Magic Leap, the augmented reality startup that has raised $1.4 billion in funding but has yet to release a product, has made an acquisition to expand its work in computer vision and deep learning, and to build out its operations into Europe.
The company has acquired the 3D division of Dacuda, a computer vision startup based out of Zurich. One of Dacuda’s focuses had been developing algorithms for consumer-grade cameras (and not just cameras, but any device with a camera function) to capture 2D and 3D imaging in real time, “making 3D content as easy as taking a video.”
Dacuda has confirmed the acquisition with a short announcement on its site. It notes that the whole 3D team has moved to Magic Leap and that Dacuda’s founder, Alexander Ilic, is now leading Magic Leap Switzerland.
“Dacuda successfully sold its 3D division to mixed reality leader Magic Leap. The complete Dacuda 3D team joins Magic Leap to form its first European presence. The office in Zurich allows Magic Leap to further extend its leadership role in computer vision and deep learning technologies. Magic Leap Switzerland is led by Dacuda founder Alexander Ilic.
Under the lead of Peter Weigand and Michael Born, Dacuda refocuses its activities on its successful productivity solutions with leading customers such as Sunrise, Crealogix, Unisys, and SITA.”
As you can see, no detail about what the two might be working on. The acquisition was first rumored last week — after Dacuda posted a note on its blog about selling its 3D division, and then some Dacuda employees updated their LinkedIn profiles as Magic Leap employees (one example here). Tom’s Hardware then speculated it could signal Magic Leap using technology developed by Dacuda to enable room-scale, six degrees of freedom tracking (essentially to improve its image capturing sensors in 3D environments).
What’s also notable is that it could point to how Magic Leap may be looking at tech that it would use in other companies’ hardware, since working with OEMs was part of the original premise of the scanning technology that Dacuda was building.
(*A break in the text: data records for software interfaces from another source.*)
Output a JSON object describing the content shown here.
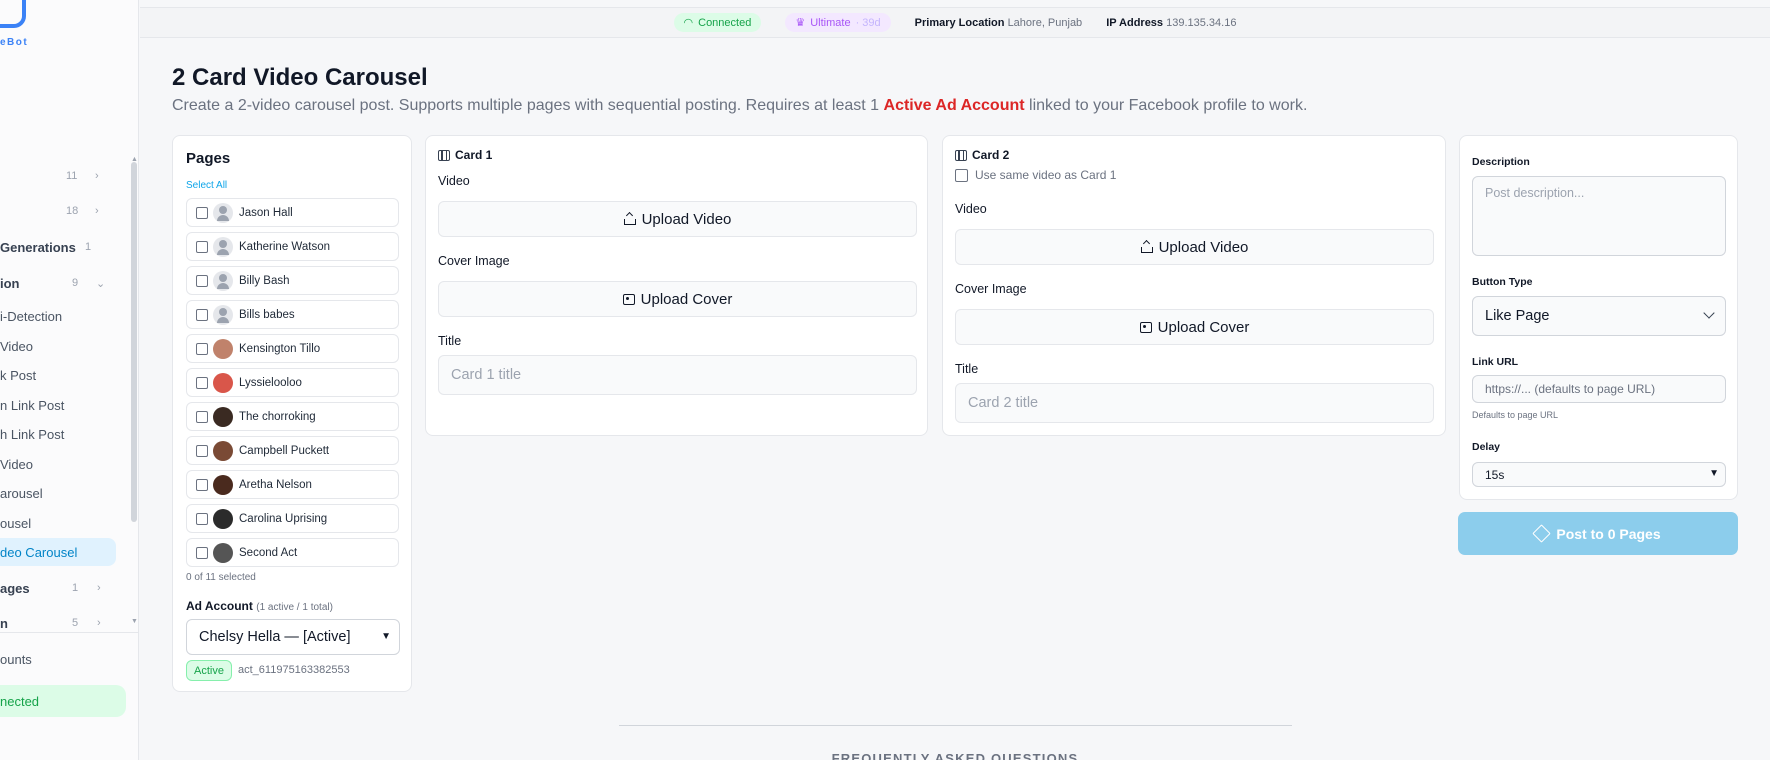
{
  "sidebar": {
    "brand": "eBot",
    "items": [
      {
        "label": "",
        "count": "11",
        "chevron": "›"
      },
      {
        "label": "",
        "count": "18",
        "chevron": "›"
      },
      {
        "label": "Generations",
        "count": "1",
        "chevron": ""
      },
      {
        "label": "ion",
        "count": "9",
        "chevron": "⌄"
      },
      {
        "label": "i-Detection",
        "count": "",
        "chevron": ""
      },
      {
        "label": "Video",
        "count": "",
        "chevron": ""
      },
      {
        "label": "k Post",
        "count": "",
        "chevron": ""
      },
      {
        "label": "n Link Post",
        "count": "",
        "chevron": ""
      },
      {
        "label": "h Link Post",
        "count": "",
        "chevron": ""
      },
      {
        "label": " Video",
        "count": "",
        "chevron": ""
      },
      {
        "label": "arousel",
        "count": "",
        "chevron": ""
      },
      {
        "label": "ousel",
        "count": "",
        "chevron": ""
      },
      {
        "label": "deo Carousel",
        "count": "",
        "chevron": ""
      },
      {
        "label": "ages",
        "count": "1",
        "chevron": "›"
      },
      {
        "label": "n",
        "count": "5",
        "chevron": "›"
      }
    ],
    "accounts_label": "ounts",
    "connected_label": "nected"
  },
  "topbar": {
    "connected": "Connected",
    "plan": "Ultimate",
    "plan_days": "· 39d",
    "location_label": "Primary Location",
    "location_value": "Lahore, Punjab",
    "ip_label": "IP Address",
    "ip_value": "139.135.34.16"
  },
  "header": {
    "title": "2 Card Video Carousel",
    "desc_before": "Create a 2-video carousel post. Supports multiple pages with sequential posting. Requires at least 1 ",
    "desc_highlight": "Active Ad Account",
    "desc_after": " linked to your Facebook profile to work."
  },
  "pages": {
    "title": "Pages",
    "select_all": "Select All",
    "items": [
      {
        "name": "Jason Hall",
        "color": "#e5e7eb"
      },
      {
        "name": "Katherine Watson",
        "color": "#e5e7eb"
      },
      {
        "name": "Billy Bash",
        "color": "#e5e7eb"
      },
      {
        "name": "Bills babes",
        "color": "#e5e7eb"
      },
      {
        "name": "Kensington Tillo",
        "color": "#c0826b"
      },
      {
        "name": "Lyssieloolоо",
        "color": "#d9564a"
      },
      {
        "name": "The chorroking",
        "color": "#3a2a22"
      },
      {
        "name": "Campbell Puckett",
        "color": "#7a4a35"
      },
      {
        "name": "Aretha Nelson",
        "color": "#4a2a1e"
      },
      {
        "name": "Carolina Uprising",
        "color": "#2b2b2b"
      },
      {
        "name": "Second Act",
        "color": "#555555"
      }
    ],
    "selected_text": "0 of 11 selected",
    "ad_account_label": "Ad Account",
    "ad_account_meta": "(1 active / 1 total)",
    "ad_account_value": "Chelsy Hella — [Active]",
    "active_badge": "Active",
    "act_id": "act_611975163382553"
  },
  "card1": {
    "title": "Card 1",
    "video_label": "Video",
    "upload_video": "Upload Video",
    "cover_label": "Cover Image",
    "upload_cover": "Upload Cover",
    "title_label": "Title",
    "title_placeholder": "Card 1 title"
  },
  "card2": {
    "title": "Card 2",
    "same_video": "Use same video as Card 1",
    "video_label": "Video",
    "upload_video": "Upload Video",
    "cover_label": "Cover Image",
    "upload_cover": "Upload Cover",
    "title_label": "Title",
    "title_placeholder": "Card 2 title"
  },
  "settings": {
    "description_label": "Description",
    "description_placeholder": "Post description...",
    "button_type_label": "Button Type",
    "button_type_value": "Like Page",
    "link_url_label": "Link URL",
    "link_url_placeholder": "https://... (defaults to page URL)",
    "link_hint": "Defaults to page URL",
    "delay_label": "Delay",
    "delay_value": "15s"
  },
  "post_button": "Post to 0 Pages",
  "faq_title": "FREQUENTLY ASKED QUESTIONS"
}
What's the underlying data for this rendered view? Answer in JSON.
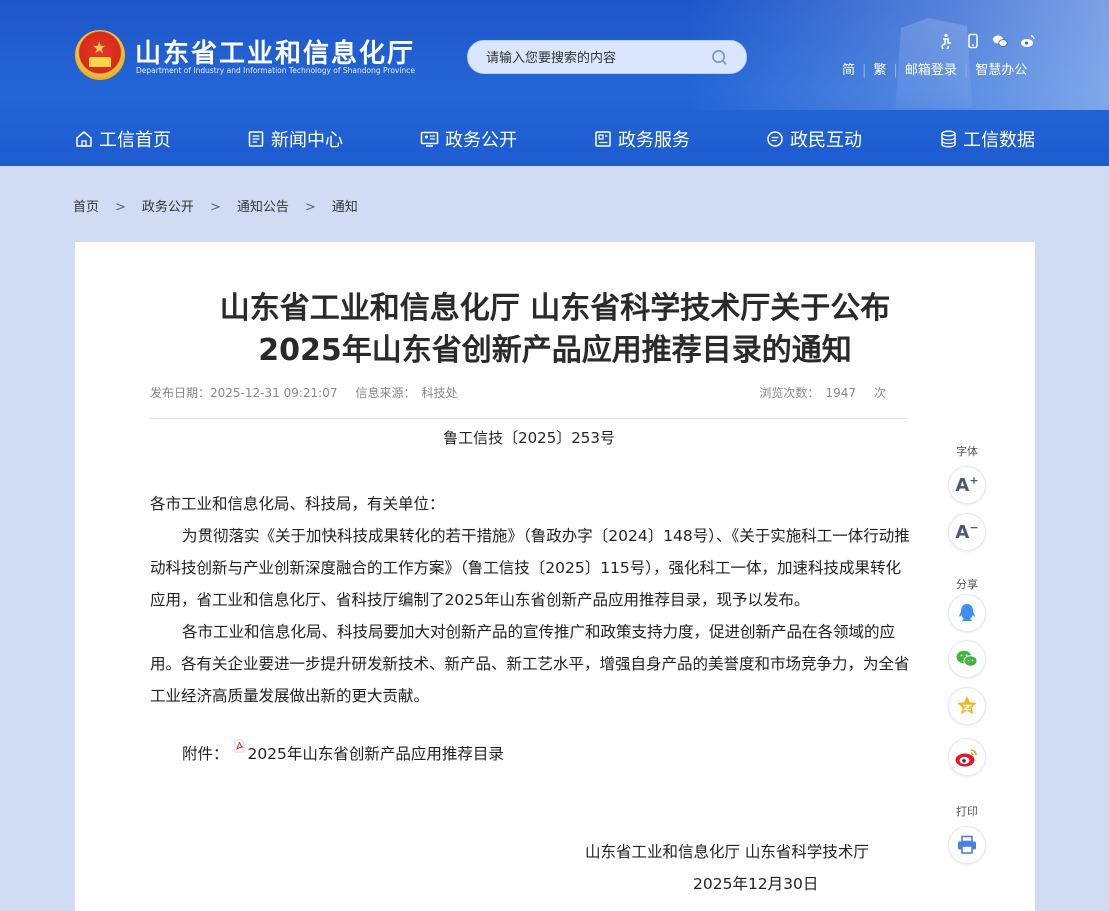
{
  "header": {
    "site_title": "山东省工业和信息化厅",
    "site_subtitle": "Department of Industry and Information Technology of Shandong Province",
    "search_placeholder": "请输入您要搜索的内容",
    "links": [
      "简",
      "繁",
      "邮箱登录",
      "智慧办公"
    ],
    "tool_icons": [
      "accessibility-icon",
      "mobile-icon",
      "wechat-icon",
      "weibo-icon"
    ],
    "colors": {
      "header_blue": "#2466d6",
      "page_bg": "#cfdcf3"
    }
  },
  "nav": [
    {
      "label": "工信首页",
      "icon": "home-icon"
    },
    {
      "label": "新闻中心",
      "icon": "news-icon"
    },
    {
      "label": "政务公开",
      "icon": "gov-open-icon"
    },
    {
      "label": "政务服务",
      "icon": "service-icon"
    },
    {
      "label": "政民互动",
      "icon": "chat-icon"
    },
    {
      "label": "工信数据",
      "icon": "database-icon"
    }
  ],
  "breadcrumb": [
    "首页",
    "政务公开",
    "通知公告",
    "通知"
  ],
  "breadcrumb_sep": ">",
  "article": {
    "title_line1": "山东省工业和信息化厅 山东省科学技术厅关于公布",
    "title_line2": "2025年山东省创新产品应用推荐目录的通知",
    "date_label": "发布日期：",
    "date_value": "2025-12-31 09:21:07",
    "source_label": "信息来源：",
    "source_value": "科技处",
    "views_label": "浏览次数：",
    "views_value": "1947",
    "views_unit": "次",
    "doc_number": "鲁工信技〔2025〕253号",
    "salutation": "各市工业和信息化局、科技局，有关单位：",
    "para1": "为贯彻落实《关于加快科技成果转化的若干措施》（鲁政办字〔2024〕148号）、《关于实施科工一体行动推动科技创新与产业创新深度融合的工作方案》（鲁工信技〔2025〕115号），强化科工一体，加速科技成果转化应用，省工业和信息化厅、省科技厅编制了2025年山东省创新产品应用推荐目录，现予以发布。",
    "para2": "各市工业和信息化局、科技局要加大对创新产品的宣传推广和政策支持力度，促进创新产品在各领域的应用。各有关企业要进一步提升研发新技术、新产品、新工艺水平，增强自身产品的美誉度和市场竞争力，为全省工业经济高质量发展做出新的更大贡献。",
    "attachment_label": "附件：",
    "attachment_name": "2025年山东省创新产品应用推荐目录",
    "signature": "山东省工业和信息化厅 山东省科学技术厅",
    "sign_date": "2025年12月30日"
  },
  "side_panel": {
    "font_label": "字体",
    "font_increase": "A",
    "font_decrease": "A",
    "share_label": "分享",
    "share_icons": [
      "qq-icon",
      "wechat-icon",
      "qzone-icon",
      "weibo-icon"
    ],
    "print_label": "打印"
  }
}
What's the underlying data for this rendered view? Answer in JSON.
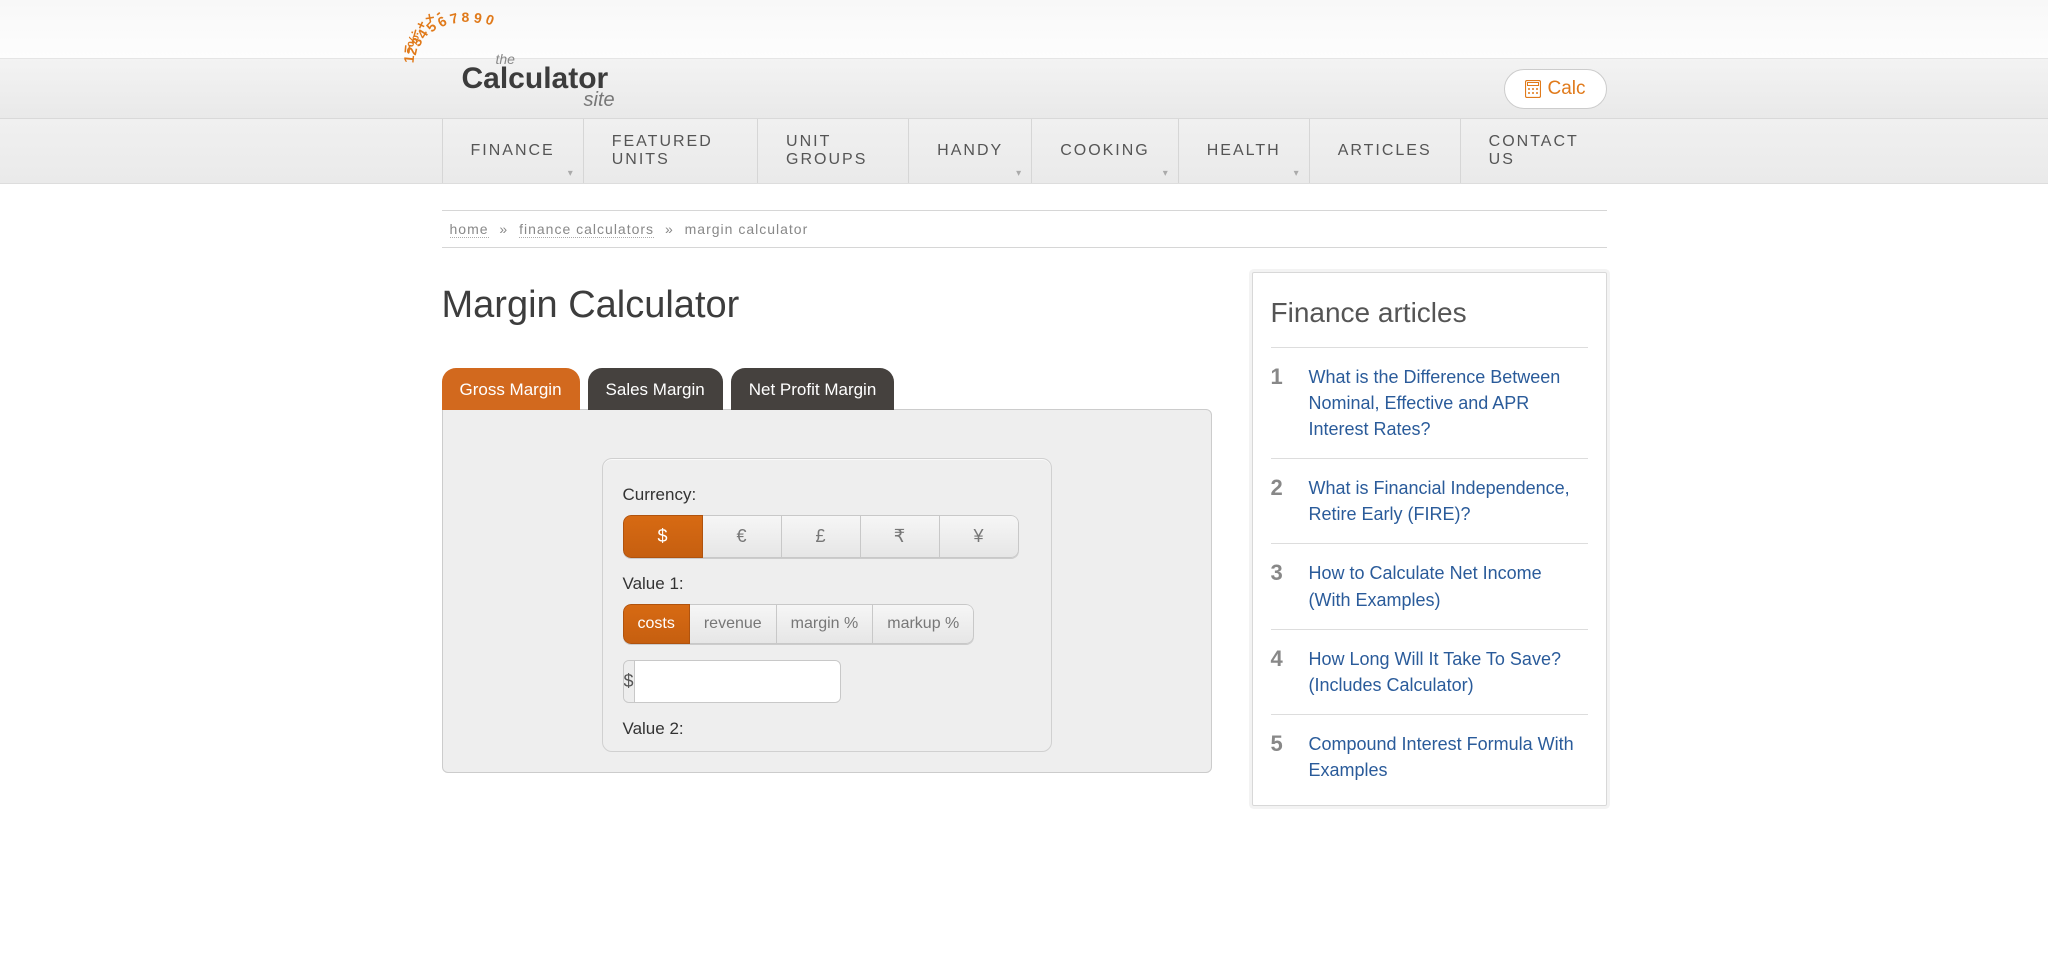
{
  "logo": {
    "the": "the",
    "calc": "Calculator",
    "site": "site"
  },
  "calc_button": {
    "label": "Calc"
  },
  "nav": [
    {
      "label": "FINANCE",
      "dropdown": true
    },
    {
      "label": "FEATURED UNITS",
      "dropdown": false
    },
    {
      "label": "UNIT GROUPS",
      "dropdown": false
    },
    {
      "label": "HANDY",
      "dropdown": true
    },
    {
      "label": "COOKING",
      "dropdown": true
    },
    {
      "label": "HEALTH",
      "dropdown": true
    },
    {
      "label": "ARTICLES",
      "dropdown": false
    },
    {
      "label": "CONTACT US",
      "dropdown": false
    }
  ],
  "breadcrumb": {
    "home": "home",
    "finance": "finance calculators",
    "current": "margin calculator",
    "sep": "»"
  },
  "page_title": "Margin Calculator",
  "tabs": [
    {
      "label": "Gross Margin",
      "active": true
    },
    {
      "label": "Sales Margin",
      "active": false
    },
    {
      "label": "Net Profit Margin",
      "active": false
    }
  ],
  "form": {
    "currency_label": "Currency:",
    "currencies": [
      {
        "label": "$",
        "active": true
      },
      {
        "label": "€",
        "active": false
      },
      {
        "label": "£",
        "active": false
      },
      {
        "label": "₹",
        "active": false
      },
      {
        "label": "¥",
        "active": false
      }
    ],
    "value1_label": "Value 1:",
    "value1_options": [
      {
        "label": "costs",
        "active": true
      },
      {
        "label": "revenue",
        "active": false
      },
      {
        "label": "margin %",
        "active": false
      },
      {
        "label": "markup %",
        "active": false
      }
    ],
    "value1_prefix": "$",
    "value1_value": "",
    "value2_label": "Value 2:"
  },
  "sidebar": {
    "title": "Finance articles",
    "articles": [
      {
        "num": "1",
        "title": "What is the Difference Between Nominal, Effective and APR Interest Rates?"
      },
      {
        "num": "2",
        "title": "What is Financial Independence, Retire Early (FIRE)?"
      },
      {
        "num": "3",
        "title": "How to Calculate Net Income (With Examples)"
      },
      {
        "num": "4",
        "title": "How Long Will It Take To Save? (Includes Calculator)"
      },
      {
        "num": "5",
        "title": "Compound Interest Formula With Examples"
      }
    ]
  }
}
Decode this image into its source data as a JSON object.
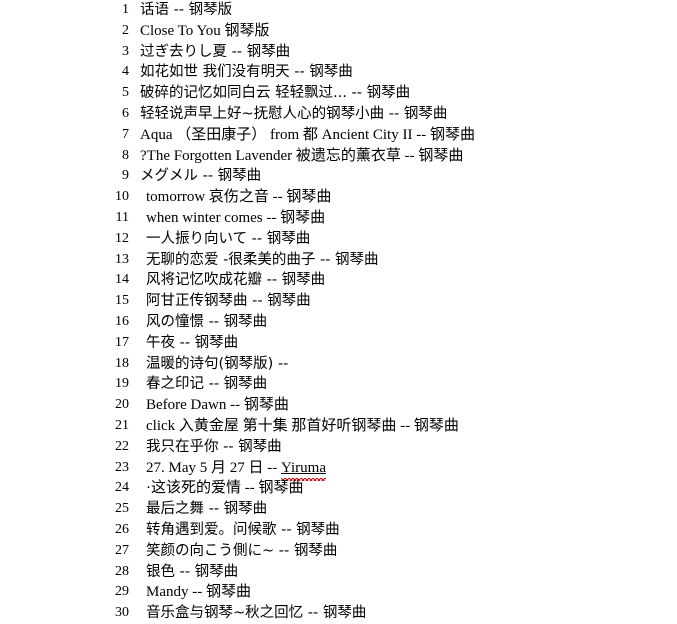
{
  "page": {
    "background_color": "#ffffff",
    "text_color": "#000000",
    "spellcheck_underline_color": "#d01010",
    "total_items": 30
  },
  "list": {
    "items": [
      {
        "number": "1",
        "title": "话语  --  钢琴版"
      },
      {
        "number": "2",
        "title": "Close To You 钢琴版"
      },
      {
        "number": "3",
        "title": "过ぎ去りし夏  --  钢琴曲"
      },
      {
        "number": "4",
        "title": "如花如世  我们没有明天  --  钢琴曲"
      },
      {
        "number": "5",
        "title": "破碎的记忆如同白云  轻轻飘过... --  钢琴曲"
      },
      {
        "number": "6",
        "title": "轻轻说声早上好~抚慰人心的钢琴小曲  --  钢琴曲"
      },
      {
        "number": "7",
        "title": "Aqua  （圣田康子）  from  都  Ancient City II --  钢琴曲"
      },
      {
        "number": "8",
        "title": "?The Forgotten Lavender 被遗忘的薰衣草  --  钢琴曲"
      },
      {
        "number": "9",
        "title": "メグメル  --  钢琴曲"
      },
      {
        "number": "10",
        "title": "tomorrow 哀伤之音  --  钢琴曲"
      },
      {
        "number": "11",
        "title": "when winter comes --  钢琴曲"
      },
      {
        "number": "12",
        "title": "一人振り向いて  --  钢琴曲"
      },
      {
        "number": "13",
        "title": "无聊的恋爱  -很柔美的曲子  --  钢琴曲"
      },
      {
        "number": "14",
        "title": "风将记忆吹成花瓣  --  钢琴曲"
      },
      {
        "number": "15",
        "title": "阿甘正传钢琴曲  --  钢琴曲"
      },
      {
        "number": "16",
        "title": "风の憧憬  --  钢琴曲"
      },
      {
        "number": "17",
        "title": "午夜  --  钢琴曲"
      },
      {
        "number": "18",
        "title": "温暖的诗句(钢琴版) --"
      },
      {
        "number": "19",
        "title": "春之印记  --  钢琴曲"
      },
      {
        "number": "20",
        "title": "Before Dawn --  钢琴曲"
      },
      {
        "number": "21",
        "title": "click 入黄金屋  第十集  那首好听钢琴曲  --  钢琴曲"
      },
      {
        "number": "22",
        "title": "我只在乎你  --  钢琴曲"
      },
      {
        "number": "23",
        "title": "27. May 5 月 27 日  -- ",
        "misspelled_word": "Yiruma"
      },
      {
        "number": "24",
        "title": "·这该死的爱情  --  钢琴曲"
      },
      {
        "number": "25",
        "title": "最后之舞  --  钢琴曲"
      },
      {
        "number": "26",
        "title": "转角遇到爱。问候歌  --  钢琴曲"
      },
      {
        "number": "27",
        "title": "笑颜の向こう側に~  --  钢琴曲"
      },
      {
        "number": "28",
        "title": "银色  --  钢琴曲"
      },
      {
        "number": "29",
        "title": "Mandy --  钢琴曲"
      },
      {
        "number": "30",
        "title": "音乐盒与钢琴~秋之回忆  --  钢琴曲"
      }
    ]
  }
}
In fact, when the University of Zurich confirmed the acquisition, it noted one demo of this tech in action using an iPhone and Daydream to simulate an HTC Vive headset.
This is Magic Leap’s first leap into Europe, but even more significantly, it is being made by way of a country that has a strong reputation for computer vision research and development.
There are numerous startups and academics in Zurich and other Swiss centers working on AR and VR technology, specifically the areas of computer vision and deep learning, and so a presence there will let Magic Leap plug into that scene more directly.
The ecosystem there is attracting other big-name M&A. Faceshift, a motion capture startup acquired by Apple in 2015, was also founded in Zurich. Facebook’s Oculus VR in August 2016 also quietly acquired a startup called Zurich Eye, incubated at the University of Zurich and ETH, the federal institute of technology. Zurich Eye became the basis of Oculus and Facebook’s office in the city. Zurich Eye, ironically, was co-founded by a three former software engineers from Dacuda (they all now work for Oculus VR).
Adding more talent, and building out more connections into the computer vision ecosystem, could be coming at the right time for Magic Leap.
As you might already know, the company has hit some stumbles in recent times with unflattering leaks of its products, executive departures, reports that the tech and hardware may not be up to scratch and the lingering question of whether anything can ever meet the hyped-up expectations that a $4.5 billion valuation confers on a startup, at least in the short term.
Financial terms of the deal are not being disclosed. Dacuda has been around since 2009 and, according to Crunchbase, had raised an undisclosed round, plus $542,000 in crowdfunding on Kickstarter for one of its productivity solutions, the PocketScan handheld scanner, back in 2014 (we covered it here).
What is also not clear is how this acquisition will impact existing business development deals that Dacuda’s 3D division already had in place.
For example, in October the company had linked up with MindMaze, another virtual/augmented reality startup out of Switzerland, to build a platform they were calling “MMI, the world’s first multisensory computing platform for mobile-based, immersive and social virtual reality applications,” MindMaze noted.
MindMaze said it planned to “deploy the technology for users globally to address a void left by Google’s DayDream View for positional tracking and multiplayer interactions.” We have contacted Magic Leap for comment and will update this post if and when we learn more.
This is Magic Leap’s second disclosed acquisition. The first, in 2016, was of Israel-based cybersecurity startup Northbit.
We have also contacted Magic Leap for comment and will update as and when we learn more.